Using subtypes to store groups of related features can improve query performance. If you stored the different types of data in separate feature classes instead of utilizing subtypes, you would have a greater number of feature classes in the database, and it could take longer to search.
The following are rules about subtypes:
- Only one field in a table or feature class can have subtypes applied to it.
- To use subtypes, the field on which you base the subtype must be a long or short integer field.
- You can apply different topology and relationship rules to different subtypes. You can also apply different attribute or coded domains to other fields in the table based on subtypes. Note: You apply the domain to a field for a specific subtype.
Follow these steps to apply subtypes:
- Make sure the field to which you want to apply the subtype is a short or long integer field. If it is not, add a short or long integer field to the table or feature class. In most cases, short integer should suffice. However, if there is any possibility your subtype values could exceed 32,767, use a long integer field.
For example, for a feature class of rivers, you could add a short integer field called Watershed to create subtypes based on the watershed to which the river contributes.
- On the Subtypes tab of the Properties dialog box for the table or feature class, specify the subtype field by choosing it from the first drop-down list.
For the rivers example, you would choose the Watershed field from the Subtype Field list.
- A new subtype is automatically added to the Subtypes table. This default subtype has a code of 0 and a description of New Subtype. You can double-click in each of these fields to type the subtype code and description that you want.
You could change the first code to 1 and the description to the name of the first watershed.
- To add more subtypes, continue adding subtype codes and descriptions to the Subtypes table.
In the field below code 1, you could add a code 2 with a corresponding watershed name in the Description field, then below that, add a code 3 with a corresponding watershed name, until you have created codes and descriptions for all the watersheds represented in your rivers feature class.
- To specify different default values or domains per subtype, click a subtype in the Subtypes list. In the Default Values and Domains list, you can type a default value for any of the fields in the list. You can also apply a coded or attribute domain to fields in the list by clicking in the Domain field and choosing a domain from the drop-down list. If no domains exist yet, you can create a new one by clicking the Domains button at the bottom of the Properties dialog box, which takes you to the Workspace Domains dialog box.

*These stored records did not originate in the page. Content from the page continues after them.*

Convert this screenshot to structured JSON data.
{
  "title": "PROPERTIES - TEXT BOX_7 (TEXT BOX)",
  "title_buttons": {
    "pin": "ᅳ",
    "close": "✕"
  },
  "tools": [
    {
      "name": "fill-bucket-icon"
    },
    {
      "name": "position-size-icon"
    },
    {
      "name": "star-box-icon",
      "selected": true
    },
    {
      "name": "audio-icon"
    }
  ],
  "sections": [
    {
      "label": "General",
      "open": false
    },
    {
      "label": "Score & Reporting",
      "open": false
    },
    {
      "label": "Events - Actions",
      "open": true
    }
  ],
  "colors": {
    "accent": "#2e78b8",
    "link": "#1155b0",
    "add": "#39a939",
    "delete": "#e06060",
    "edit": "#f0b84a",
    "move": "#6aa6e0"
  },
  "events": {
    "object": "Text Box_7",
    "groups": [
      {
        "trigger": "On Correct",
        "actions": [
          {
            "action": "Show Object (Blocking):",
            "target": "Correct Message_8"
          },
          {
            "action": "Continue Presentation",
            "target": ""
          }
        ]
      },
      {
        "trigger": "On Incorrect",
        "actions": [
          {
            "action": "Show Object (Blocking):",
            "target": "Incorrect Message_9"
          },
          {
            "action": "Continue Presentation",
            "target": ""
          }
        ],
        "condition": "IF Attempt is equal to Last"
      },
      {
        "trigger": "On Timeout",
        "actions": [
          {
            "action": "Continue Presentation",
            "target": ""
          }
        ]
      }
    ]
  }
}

The default values and domains you specify apply only to the subtype you chose from the Subtypes list. If you click another subtype in the Subtypes list, the default values and domains will either be empty (if you haven't specified default values and domains for this subtype) or will contain different values.